→ **Exercise details**: Please check every line of the listing for "title" and copy each line where it is found.

++++++++

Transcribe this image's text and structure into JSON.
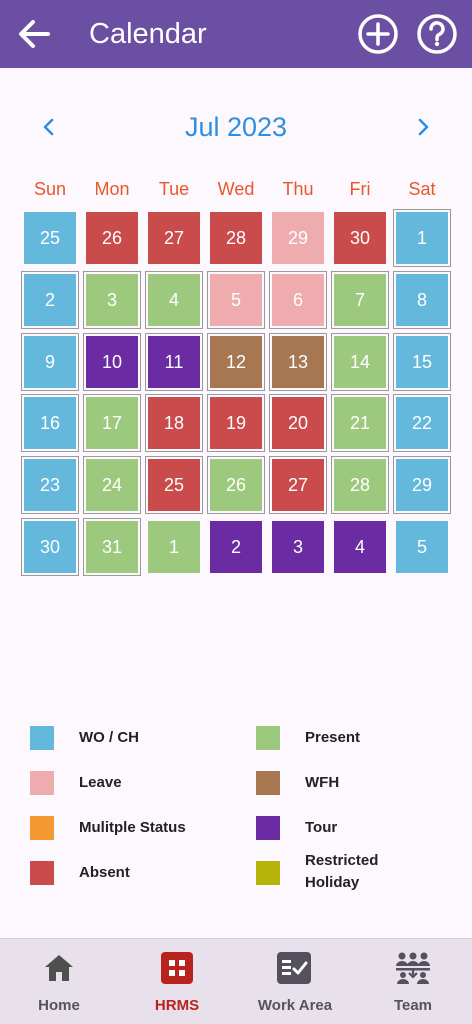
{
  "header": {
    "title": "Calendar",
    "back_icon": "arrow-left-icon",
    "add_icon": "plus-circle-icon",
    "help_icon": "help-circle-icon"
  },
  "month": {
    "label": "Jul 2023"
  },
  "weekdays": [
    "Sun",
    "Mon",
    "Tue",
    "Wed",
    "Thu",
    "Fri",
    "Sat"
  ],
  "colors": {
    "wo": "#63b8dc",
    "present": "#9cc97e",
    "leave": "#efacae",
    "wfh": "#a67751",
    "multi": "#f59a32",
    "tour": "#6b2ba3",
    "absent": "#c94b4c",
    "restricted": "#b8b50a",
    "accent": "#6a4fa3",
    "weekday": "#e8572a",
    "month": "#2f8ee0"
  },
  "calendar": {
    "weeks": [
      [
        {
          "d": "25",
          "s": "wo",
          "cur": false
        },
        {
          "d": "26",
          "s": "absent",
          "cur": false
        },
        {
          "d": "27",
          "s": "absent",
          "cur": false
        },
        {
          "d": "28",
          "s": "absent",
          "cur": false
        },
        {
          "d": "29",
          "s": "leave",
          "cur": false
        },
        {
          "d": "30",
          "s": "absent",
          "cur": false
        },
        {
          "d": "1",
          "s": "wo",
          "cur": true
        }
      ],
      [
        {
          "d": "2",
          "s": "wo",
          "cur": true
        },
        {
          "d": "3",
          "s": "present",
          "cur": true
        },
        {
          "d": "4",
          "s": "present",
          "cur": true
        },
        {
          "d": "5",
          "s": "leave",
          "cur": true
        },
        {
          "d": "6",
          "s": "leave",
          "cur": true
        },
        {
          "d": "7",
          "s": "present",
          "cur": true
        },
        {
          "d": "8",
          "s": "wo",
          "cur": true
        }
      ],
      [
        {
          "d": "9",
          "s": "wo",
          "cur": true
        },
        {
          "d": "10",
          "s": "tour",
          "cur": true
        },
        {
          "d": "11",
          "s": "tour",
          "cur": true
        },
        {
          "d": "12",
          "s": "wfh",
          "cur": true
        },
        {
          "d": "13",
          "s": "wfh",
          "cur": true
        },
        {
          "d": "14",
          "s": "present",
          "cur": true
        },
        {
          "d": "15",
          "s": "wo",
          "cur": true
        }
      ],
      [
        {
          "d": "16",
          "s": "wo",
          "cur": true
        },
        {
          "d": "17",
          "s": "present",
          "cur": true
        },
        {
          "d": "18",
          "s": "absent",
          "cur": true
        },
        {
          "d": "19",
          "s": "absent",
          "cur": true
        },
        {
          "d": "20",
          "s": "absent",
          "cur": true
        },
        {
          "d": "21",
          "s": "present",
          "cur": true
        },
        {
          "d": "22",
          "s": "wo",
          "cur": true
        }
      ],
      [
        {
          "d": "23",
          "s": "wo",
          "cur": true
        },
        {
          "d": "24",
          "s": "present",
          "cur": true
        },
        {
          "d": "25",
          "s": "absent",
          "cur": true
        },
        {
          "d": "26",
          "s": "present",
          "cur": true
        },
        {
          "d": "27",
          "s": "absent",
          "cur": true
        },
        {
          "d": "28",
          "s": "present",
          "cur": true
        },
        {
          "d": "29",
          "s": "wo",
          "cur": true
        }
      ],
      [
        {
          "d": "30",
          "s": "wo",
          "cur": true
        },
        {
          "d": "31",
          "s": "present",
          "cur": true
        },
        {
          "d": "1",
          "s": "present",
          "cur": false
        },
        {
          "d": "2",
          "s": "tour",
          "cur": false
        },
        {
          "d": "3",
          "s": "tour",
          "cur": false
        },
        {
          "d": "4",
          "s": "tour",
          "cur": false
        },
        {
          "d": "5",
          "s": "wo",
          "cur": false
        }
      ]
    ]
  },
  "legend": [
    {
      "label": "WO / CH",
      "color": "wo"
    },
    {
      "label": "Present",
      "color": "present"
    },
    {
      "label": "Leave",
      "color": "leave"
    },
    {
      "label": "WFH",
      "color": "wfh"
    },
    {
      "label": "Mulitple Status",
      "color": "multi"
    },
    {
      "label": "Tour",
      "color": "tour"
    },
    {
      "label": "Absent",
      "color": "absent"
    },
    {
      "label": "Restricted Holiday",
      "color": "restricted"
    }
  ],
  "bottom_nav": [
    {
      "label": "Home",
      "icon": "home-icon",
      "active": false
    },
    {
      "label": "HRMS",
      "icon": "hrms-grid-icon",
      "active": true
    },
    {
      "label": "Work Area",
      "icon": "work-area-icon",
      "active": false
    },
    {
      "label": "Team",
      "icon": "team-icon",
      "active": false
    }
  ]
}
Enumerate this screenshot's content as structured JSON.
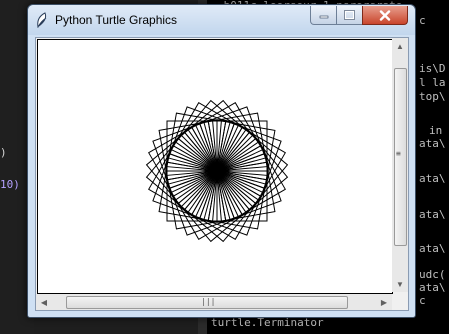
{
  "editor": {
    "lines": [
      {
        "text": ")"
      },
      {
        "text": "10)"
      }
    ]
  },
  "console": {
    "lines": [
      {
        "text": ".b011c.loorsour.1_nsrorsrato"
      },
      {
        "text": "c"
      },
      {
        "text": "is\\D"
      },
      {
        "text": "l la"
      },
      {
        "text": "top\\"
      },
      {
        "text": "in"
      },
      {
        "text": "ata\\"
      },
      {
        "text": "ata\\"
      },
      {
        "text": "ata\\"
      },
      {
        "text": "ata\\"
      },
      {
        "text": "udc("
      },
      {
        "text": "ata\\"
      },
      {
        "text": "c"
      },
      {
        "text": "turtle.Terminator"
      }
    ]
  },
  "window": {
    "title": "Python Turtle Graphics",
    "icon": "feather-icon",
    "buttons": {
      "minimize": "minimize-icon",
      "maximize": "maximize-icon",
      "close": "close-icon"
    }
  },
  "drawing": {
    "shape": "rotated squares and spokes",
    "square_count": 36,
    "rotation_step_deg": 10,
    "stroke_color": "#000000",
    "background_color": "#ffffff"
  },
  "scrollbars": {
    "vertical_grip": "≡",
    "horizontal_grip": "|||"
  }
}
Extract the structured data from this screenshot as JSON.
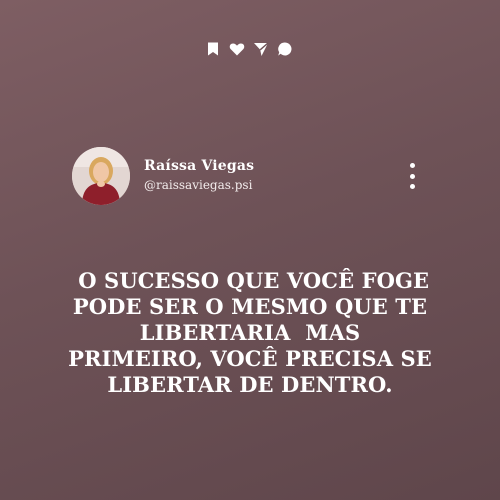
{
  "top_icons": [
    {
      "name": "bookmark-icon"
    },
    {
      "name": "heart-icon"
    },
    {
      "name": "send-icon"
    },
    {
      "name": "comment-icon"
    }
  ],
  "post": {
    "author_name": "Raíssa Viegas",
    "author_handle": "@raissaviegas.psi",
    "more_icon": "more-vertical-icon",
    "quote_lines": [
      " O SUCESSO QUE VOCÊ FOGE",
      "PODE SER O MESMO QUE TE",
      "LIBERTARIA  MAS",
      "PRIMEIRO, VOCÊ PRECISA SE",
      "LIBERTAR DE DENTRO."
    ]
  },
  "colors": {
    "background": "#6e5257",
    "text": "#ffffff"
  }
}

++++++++

→ **Response area**:
    "title": "Calendar",
    "title": "Python Turtle Graphics",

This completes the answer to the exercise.